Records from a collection
◇ ◇ ◇ ◇ ◇ ◇ ◇

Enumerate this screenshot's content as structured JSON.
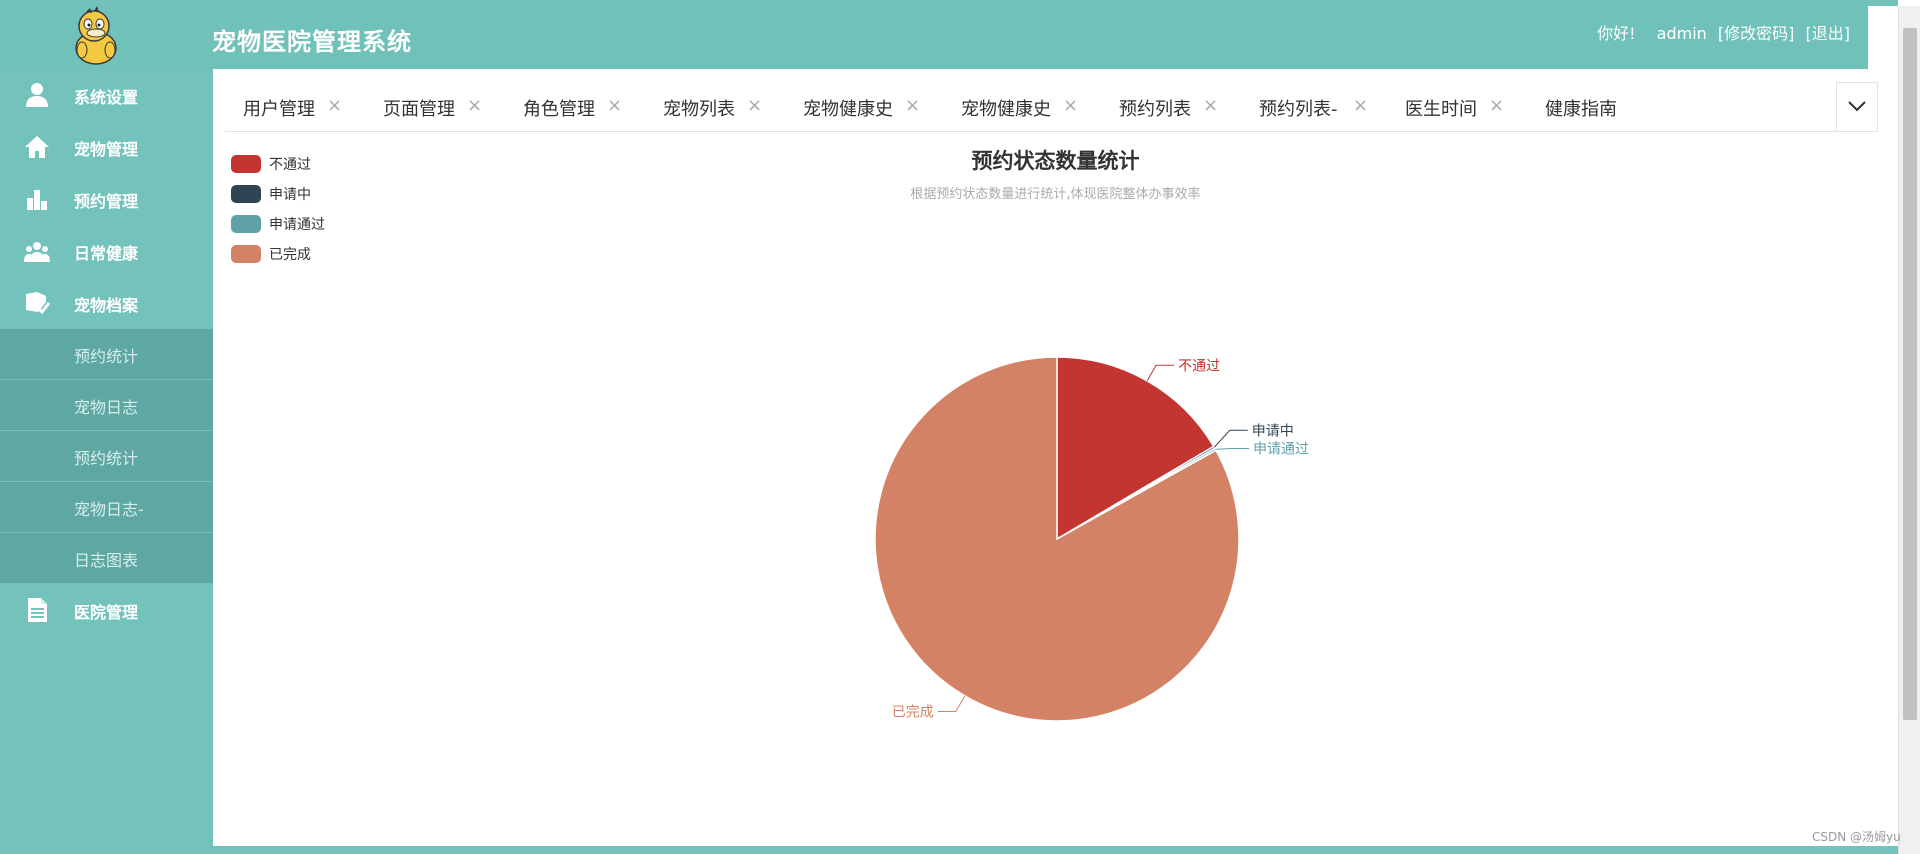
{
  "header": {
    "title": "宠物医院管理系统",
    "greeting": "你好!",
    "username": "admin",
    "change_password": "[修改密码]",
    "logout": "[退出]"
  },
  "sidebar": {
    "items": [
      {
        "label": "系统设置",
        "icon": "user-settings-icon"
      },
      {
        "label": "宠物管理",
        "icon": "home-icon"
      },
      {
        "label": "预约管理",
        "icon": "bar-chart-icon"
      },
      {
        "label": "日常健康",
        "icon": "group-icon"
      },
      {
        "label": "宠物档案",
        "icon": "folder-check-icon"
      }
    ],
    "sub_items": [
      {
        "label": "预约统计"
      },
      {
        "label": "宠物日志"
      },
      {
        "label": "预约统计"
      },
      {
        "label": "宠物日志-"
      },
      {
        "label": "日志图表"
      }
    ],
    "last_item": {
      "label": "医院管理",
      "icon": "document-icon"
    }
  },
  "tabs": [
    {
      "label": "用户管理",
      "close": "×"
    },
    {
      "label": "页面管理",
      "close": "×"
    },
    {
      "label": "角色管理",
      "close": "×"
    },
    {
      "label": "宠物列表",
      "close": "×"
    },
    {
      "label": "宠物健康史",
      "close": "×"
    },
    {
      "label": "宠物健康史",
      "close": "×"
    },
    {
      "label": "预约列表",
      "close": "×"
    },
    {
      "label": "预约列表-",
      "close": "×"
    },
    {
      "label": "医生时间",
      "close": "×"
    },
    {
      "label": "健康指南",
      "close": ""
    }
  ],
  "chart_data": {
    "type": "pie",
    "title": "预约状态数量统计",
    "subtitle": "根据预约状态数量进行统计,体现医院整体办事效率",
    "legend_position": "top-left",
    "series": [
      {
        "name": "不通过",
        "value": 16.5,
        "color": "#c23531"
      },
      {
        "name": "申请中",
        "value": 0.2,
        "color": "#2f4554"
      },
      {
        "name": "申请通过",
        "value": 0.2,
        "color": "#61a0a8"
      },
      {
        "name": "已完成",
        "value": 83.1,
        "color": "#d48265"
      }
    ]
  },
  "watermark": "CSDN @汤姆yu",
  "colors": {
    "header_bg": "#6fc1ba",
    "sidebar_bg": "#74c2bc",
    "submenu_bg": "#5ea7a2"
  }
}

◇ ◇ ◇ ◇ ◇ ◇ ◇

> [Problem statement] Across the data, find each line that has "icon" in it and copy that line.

> [Exercise response]
        "icon": "user-settings-icon"
        "icon": "home-icon"
        "icon": "bar-chart-icon"
        "icon": "group-icon"
        "icon": "folder-check-icon"
      "icon": "document-icon"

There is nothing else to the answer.